Anger receives much less scrutiny, but it is a fascinating emotion that is widely misunderstood. People tend to view it as a primitive, irrational, immoral and destructive force – but in many ways it is sophisticated, functional, moral and positive.
Common metaphors reveal a volcanic view of anger. The emotion is often pictured as a hot fluid or gas in a container.
We “burst”, “fume” or “well up” with anger. Our blood “boils”. If it looks as we can’t “contain” our anger we are urged to “simmer down” or “blow off steam” rather than “bottling it up” or “stewing on it”.
In these metaphors, anger exerts a hot, hydraulic pressure on our capacity for self-control, sometimes exploding out of us.
Indeed, the one mental disorder whose cardinal symptom is seeing red is “intermittent explosive disorder” – which is pretty much what it sounds like.
Take the pressure down
If we see anger as a dangerous pressure it is no surprise that we think that it is good to release it: better out than in. English poet William Blake said it best:
I was angry with my friend:
I told my wrath, my wrath did end.
I was angry with my foe:
I told it not, my wrath did grow.
This belief in catharsis – the idea that anger should be purged – is largely mistaken.
Expressing anger tends not to relieve the emotion, as the bursting container metaphor would suggest, but instead tends to reinforce and amplify it.
The misconception that anger expressed is anger relieved may contribute to some forms of violence.
There is evidence that playing violent video games increases aggression rather than working it off, and that angry people are drawn to such games because they believe in catharsis.

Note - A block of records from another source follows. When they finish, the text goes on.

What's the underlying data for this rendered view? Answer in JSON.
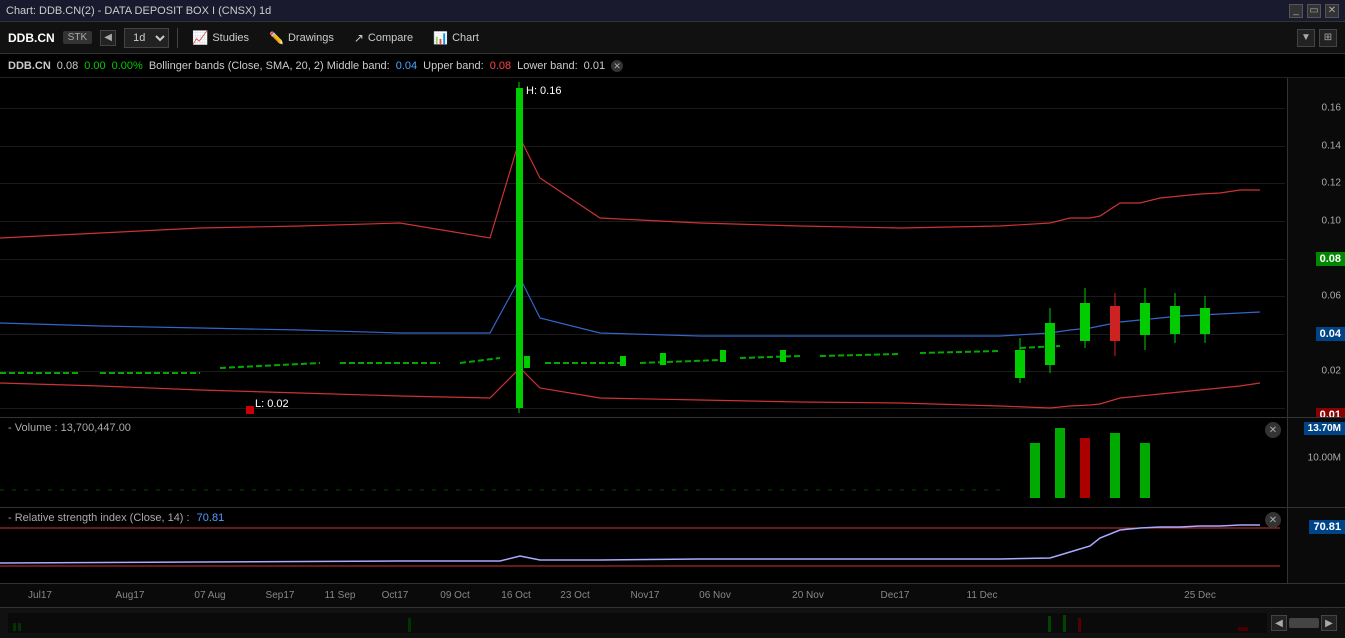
{
  "titleBar": {
    "title": "Chart: DDB.CN(2) - DATA DEPOSIT BOX I (CNSX) 1d",
    "buttons": [
      "minimize",
      "restore",
      "close"
    ]
  },
  "toolbar": {
    "ticker": "DDB.CN",
    "tickerType": "STK",
    "interval": "1d",
    "studies_label": "Studies",
    "drawings_label": "Drawings",
    "compare_label": "Compare",
    "chart_label": "Chart"
  },
  "infoBar": {
    "ticker": "DDB.CN",
    "price": "0.08",
    "change": "0.00",
    "changePct": "0.00%",
    "bb_desc": "Bollinger bands (Close, SMA, 20, 2) Middle band:",
    "bb_middle": "0.04",
    "bb_upper_label": "Upper band:",
    "bb_upper": "0.08",
    "bb_lower_label": "Lower band:",
    "bb_lower": "0.01"
  },
  "mainChart": {
    "highLabel": "H: 0.16",
    "lowLabel": "L: 0.02",
    "priceScale": [
      0.16,
      0.14,
      0.12,
      0.1,
      0.08,
      0.06,
      0.04,
      0.02
    ],
    "currentPrice": "0.08",
    "bbMiddle": "0.04",
    "bbLower": "0.01"
  },
  "volumePanel": {
    "label": "- Volume",
    "value": "13,700,447.00",
    "scaleLabels": [
      "13.70M",
      "10.00M"
    ]
  },
  "rsiPanel": {
    "label": "- Relative strength index (Close, 14) :",
    "value": "70.81"
  },
  "timeAxis": {
    "labels": [
      "Jul17",
      "Aug17",
      "07 Aug",
      "Sep17",
      "11 Sep",
      "Oct17",
      "09 Oct",
      "16 Oct",
      "23 Oct",
      "Nov17",
      "06 Nov",
      "20 Nov",
      "Dec17",
      "11 Dec",
      "25 Dec"
    ]
  }
}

But research suggests a better way to reduce anger is to reappraise the event that triggered it, reinterpreting it with greater distance and objectivity.
Emotion and morality
The view that anger is hot and primitive also blinds us to the fact it is a moral emotion. To experience anger we must make complex judgements about right and wrong, justice, intention and responsibility.
We feel angry when we think we have been unfairly harmed or that our rights have been violated, and believe that these wrongs have been intentionally inflicted.
In essence, anger is the converse of guilt: the same morally blameworthy acts that make us feel guilt when we commit them against others enrage us when others perpetrate them on us.
People who are quick to anger often see malevolent intentions behind innocuous events, a tendency that resembles paranoia when taken to extremes.
Experimentally-induced anger also boosts the tendency to perceive intentions behind undesirable events. An accidental bump becomes a deliberate slight.
Like paranoiacs, angry people tend to see themselves as righteous victims who have an obligation to give wrongdoers their just desserts.
The idea of anger as a destructive force also overlooks the fact that anger is in some respects a positive emotion. Although it superficially reflects an unfavourable assessment of the situation, just as sadness and fear reflect perceived loss and threat, anger often feels subjectively positive.
It is not as painful as sadness or fear, and can even be enjoyable, especially when puffed up by righteous indignation.
Anger can also have positive effects. It is an effective fuel for fighting injustice, convincing us of the rightness of our cause, and making our communications more persuasive.
It motivates us to persist in the face of adversity. It can – up to a point – improve outcomes in negotiation by drawing concessions from others.
Anger is also an at least partially positive emotion at the level of the brain.
It shares with other positive emotions such as happiness a pattern of selective activation in the left hemisphere, whereas negative emotions typically activate more on the right.
The neural circuitry underpinning it drives approach behaviour rather than the avoidance behaviour common to negative emotions such as sadness and fear.
When we are angry we move towards whatever it is that challenges us, just as we move towards things we like and enjoy when we are happy.
Of course, anger can be destructive. It can spark violence and disproportionate revenge. It makes us worse drivers.
Angry rumination – brooding – taxes our body’s stress response and increases the tendency for intoxicated people to behave aggressively.
Anger tends to be self-serving and egocentric, triggered selectively when bad things impinge on us but not when they harm others. But it is not a mindless primitive instinct or a boiling emotional magma.
If we could understand this better we might get beyond the view that anger should be released in a rush of blood and find ways to regulate, restrain and master it instead.
Source: The Conversation, story by Nick Haslam